Through self-sacrifice we make visible our appropriation of the truth of the Cross. This week our country remembers those who lived out the meaning of the Cross in a particularly dramatic way by the sacrifice of their own lives for the sake of the life and liberty of others. We stand in awe before the bravery, courage and concern for others that led men and women to "stand in harm's way" in defence of their country and fellow citizens. As we reflect upon this particular living out of the meaning of the Cross, we realize that we are each called to make of our lives a sacrifice for others in our particular circumstances.

We think, too, of the families of our war heroes. Their sacrifice also is great and deserving of our thanks. I find it always very moving to see pictures of spouses and children taking leave of their loved ones as they depart for dangerous missions. This, too, is a living out of the meaning of the Cross.

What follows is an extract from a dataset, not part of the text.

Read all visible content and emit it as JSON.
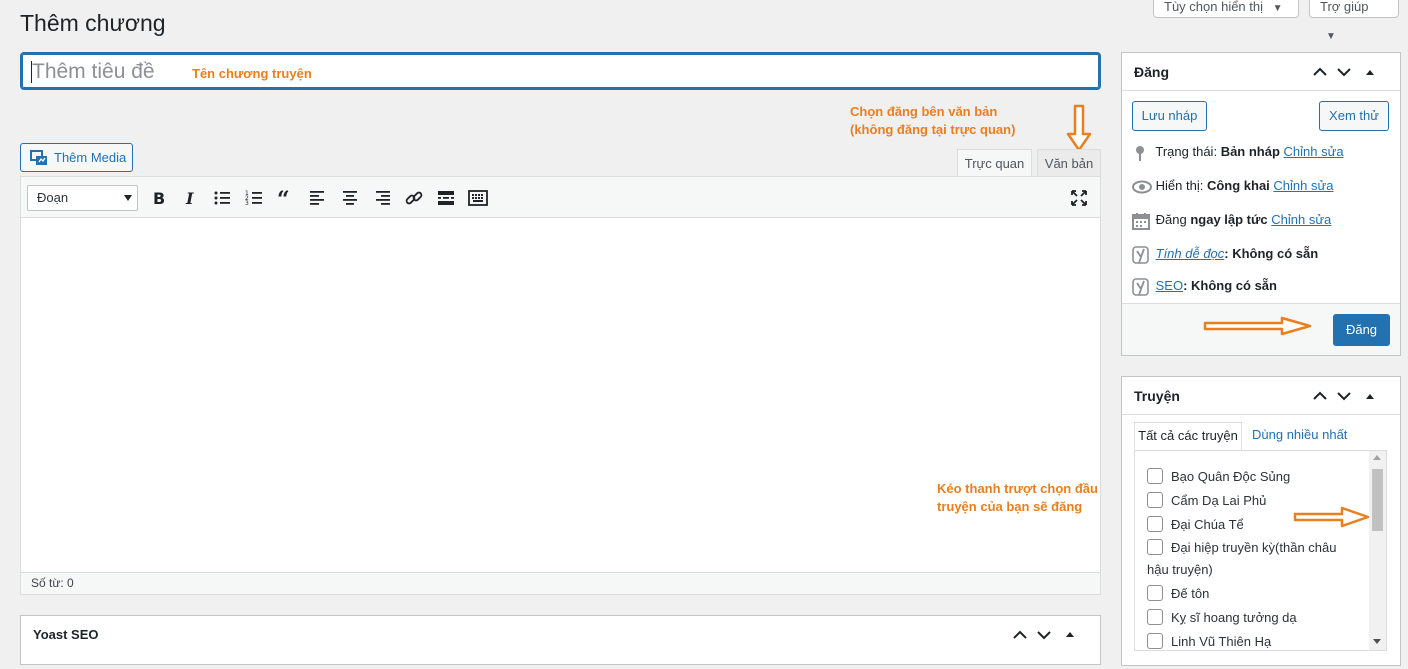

On Remembrance Day we also embrace them with our respect and esteem.

We might be tempted to think of remembering as an act of looking backward. In fact, it is actually an act by which we bring the past to the present so that we might learn from it for the sake of a better future. When we apply such remembrance to the Cross of Christ, the lesson is hope. Christ's death from his self-sacrifice led to the Resurrection; it led to life. By living the meaning of the Cross of Christ, our fallen heroes gave their lives moved by the hope that Jesus has shown to be real. May this same hope inspire us to give of ourselves for others.